These options include but are not limited to:
- Allowing the migrants to board the vessel by pilot ladder (for example) and keeping them segregated from the crew, by providing accommodation on the main deck or in the forecastle for example. This, of course, is dependent on the design of the ship and the availability of deck space etc.
- Taking their vessel in tow and / or providing a lee for the vessel, depending on its seaworthiness
- Deploying life rafts for migrant use
- Deploying life boats for migrant use, which could be taken in-tow
- In all of the above circumstances supplies of food, water, medicine etc could also be provided without undue risk of exposure using lines to lower them to the boat
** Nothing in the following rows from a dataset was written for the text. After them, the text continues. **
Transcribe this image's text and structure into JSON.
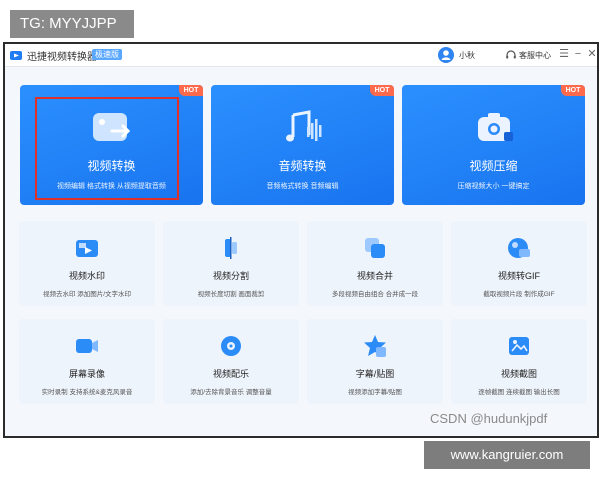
{
  "overlay": {
    "tag_top": "TG: MYYJJPP",
    "watermark_csdn": "CSDN @hudunkjpdf",
    "watermark_site": "www.kangruier.com"
  },
  "titlebar": {
    "app_name": "迅捷视频转换器",
    "version_badge": "极速版",
    "username": "小秋",
    "support_label": "客服中心",
    "menu_symbol": "☰",
    "minimize_symbol": "−",
    "close_symbol": "✕"
  },
  "feature_cards": [
    {
      "title": "视频转换",
      "desc": "视频编辑 格式转换 从视频提取音频",
      "hot": "HOT",
      "icon": "video-convert-icon"
    },
    {
      "title": "音频转换",
      "desc": "音频格式转换 音频编辑",
      "hot": "HOT",
      "icon": "music-note-icon"
    },
    {
      "title": "视频压缩",
      "desc": "压缩视频大小 一键搞定",
      "hot": "HOT",
      "icon": "camera-compress-icon"
    }
  ],
  "tools": [
    {
      "title": "视频水印",
      "desc": "视频去水印 添加图片/文字水印",
      "icon": "watermark-icon",
      "color": "#2c8cf7"
    },
    {
      "title": "视频分割",
      "desc": "视频长度切割 画面裁剪",
      "icon": "scissors-icon",
      "color": "#2c8cf7"
    },
    {
      "title": "视频合并",
      "desc": "多段视频自由组合 合并成一段",
      "icon": "merge-icon",
      "color": "#2c8cf7"
    },
    {
      "title": "视频转GIF",
      "desc": "截取视频片段 制作成GIF",
      "icon": "gif-icon",
      "color": "#2c8cf7"
    },
    {
      "title": "屏幕录像",
      "desc": "实时录制 支持系统&麦克风录音",
      "icon": "screen-record-icon",
      "color": "#2c8cf7"
    },
    {
      "title": "视频配乐",
      "desc": "添加/去除背景音乐 调整音量",
      "icon": "soundtrack-icon",
      "color": "#2c8cf7"
    },
    {
      "title": "字幕/贴图",
      "desc": "视频添加字幕/贴图",
      "icon": "subtitle-icon",
      "color": "#2c8cf7"
    },
    {
      "title": "视频截图",
      "desc": "逐帧截图 连续截图 输出长图",
      "icon": "screenshot-icon",
      "color": "#2c8cf7"
    }
  ]
}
- In all of the above circumstances a local MRCC or local authorities should be contacted using the “Mayday Relay” procedure. The rescuing vessel would almost certainly be required to remain on the scene until the incident was complete.
- The master should ensure that crew involved in a SAR operation where a risk of Ebola is present wear the best PPE available, preferably full protective suite, gloves and face mask, although it may be the case that the vessel is not equipped with such material.
The master should use his / her discretion when formulating a course of action, which will largely be shaped by such factors as: local weather conditions, vessel type and the real risk that the ship's crew may be exposed to Ebola, which may only become apparent once a fast rescue boat has been deployed. If this is perceived to be a real risk, then deploying steps 2-6 above is still possible. In particular, step 6 will hopefully result in the shore-based local authorities (who have received specialist training) arriving quickly on the scene and, in the meantime, the master can provide a lee whilst help is awaited. The master should also take into account the willingness of the crew to expose themselves to the risk of Ebola. Where possible, crew members should be asked to volunteer for such a role, this is an important consideration when one takes into account that such risks are beyond those they normally encounter and that they lack meaningful training for such a role.
Concerns over security
Another concern recently raised was that of terrorism, specifically that a migrant vessel may be used as a vehicle for terrorists to gain access to a merchant vessel. Whilst a legitimate concern, it should be noted that, like Ebola, a ship's master would still be required to render assistance to distressed migrants unless some form of specific threat was detected by the crew, such as the presence of firearms on the boat.
The ending of the Italian Navies SAR mission ‘Mare Nostrum’ and its replacement by the less capable Frontex mission known as ‘Triton’ may result in more migrant boats seeking assistance from merchant vessels, this is especially true in the waters adjacent to the territorial waters of Libya. Masters should remain focused on their obligations under SOLAS until such time as measures are enacted to ease the burden placed upon them.